Areas of Interest
- Japanese Language Pedagogy
- Japanese Linguistics
- Elementary Japanese
- Intermediate Japanese
- Advanced Japanese
- Structure of the Japanese Language
- Understanding Cultural Complexities
Selected Awards and Honors
- Elliot Dunlap Smith Award for Distinguished Teaching and Educational Service, Dietrich College of Humanities and Social Sciences, Carnegie Mellon University, 2014-2015
Selected Community, University, and Professional Service
- Review committee member of a research project “Language for Special Purposes and Teaching of Japanese Language: Communication in the Field of Law and Economics,” Ca’ Foscari University of Venice, Italy (April 2, 2012-April 19, 2012)
- "Realization of Imperfective Aspect in Japanese -TE IRU and -TE ARU Constructions." The 23rd Princeton Japanese Pedagogy Forum, PROCEEDINGS May 2017, pp. 378-397.

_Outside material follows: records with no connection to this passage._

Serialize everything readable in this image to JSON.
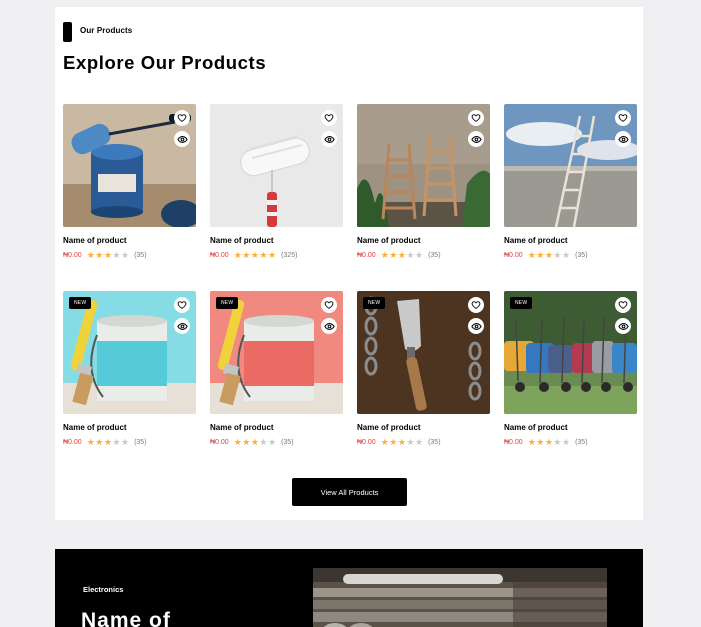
{
  "section": {
    "tag": "Our Products",
    "title": "Explore Our Products"
  },
  "products": [
    {
      "name": "Name of product",
      "price": "₦0.00",
      "rating": 3,
      "reviews": "(35)",
      "is_new": false,
      "badge": "",
      "image": "blue-paint-can-roller"
    },
    {
      "name": "Name of product",
      "price": "₦0.00",
      "rating": 5,
      "reviews": "(325)",
      "is_new": false,
      "badge": "",
      "image": "white-paint-roller"
    },
    {
      "name": "Name of product",
      "price": "₦0.00",
      "rating": 3,
      "reviews": "(35)",
      "is_new": false,
      "badge": "",
      "image": "wooden-stepladders"
    },
    {
      "name": "Name of product",
      "price": "₦0.00",
      "rating": 3,
      "reviews": "(35)",
      "is_new": false,
      "badge": "",
      "image": "ladder-against-wall"
    },
    {
      "name": "Name of product",
      "price": "₦0.00",
      "rating": 3,
      "reviews": "(35)",
      "is_new": true,
      "badge": "NEW",
      "image": "cyan-paint-can-brush"
    },
    {
      "name": "Name of product",
      "price": "₦0.00",
      "rating": 3,
      "reviews": "(35)",
      "is_new": true,
      "badge": "NEW",
      "image": "red-paint-can-brush"
    },
    {
      "name": "Name of product",
      "price": "₦0.00",
      "rating": 3,
      "reviews": "(35)",
      "is_new": true,
      "badge": "NEW",
      "image": "garden-trowel-chains"
    },
    {
      "name": "Name of product",
      "price": "₦0.00",
      "rating": 3,
      "reviews": "(35)",
      "is_new": true,
      "badge": "NEW",
      "image": "wheelbarrows-row"
    }
  ],
  "actions": {
    "view_all": "View All Products"
  },
  "banner": {
    "category": "Electronics",
    "title": "Name of",
    "image": "steel-pipes"
  },
  "colors": {
    "accent": "#db4444",
    "star": "#ffad33",
    "star_off": "#c8c8c8",
    "button": "#000000",
    "page_bg": "#f0f0f2"
  },
  "icons": [
    "heart-icon",
    "eye-icon",
    "star-icon"
  ]
}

- "A Unit Test for Reading, Writing, and Cultural Analysis at the Advanced Level." In K. Kondo-Brown, J. D. Brown, W. Tominaga (Eds.). Practical assessment tools for college Japanese. Chapter 11 (pp. 64-73), 2013. (Honolulu, HI: National Foreign Language Resource Center, Online publication (nflrc.hawaii.edu/PDFs/Practical_Assesment_Tools.pdf)).
- "On the Nature of Past Events in Japanese -te i-ru Constructions." The 17th Princeton Japanese Pedagogy Forum, PROCEEDINGS June 2010, pp. 141-169.
- "Honorific Predicates with Light Verbs in Japanese." Proceedings from the Annual Meeting of the Chicago Linguistic Society, 44-2: 19-33, 2010.
- "With Naoko Taguchi. Goals, Beliefs, and Outcomes of an Elementary Japanese Program: Implementation of Chunk Learning in the Development of Interpersonal Communication Ability." In Jay H. Siskin (ed.) From Thought to Action: Exploring Beliefs and Outcomes in the Foreign Language Program, Chapter 6 (pp. 92-109), 2008. (Boston, MA: Thomson Heinle)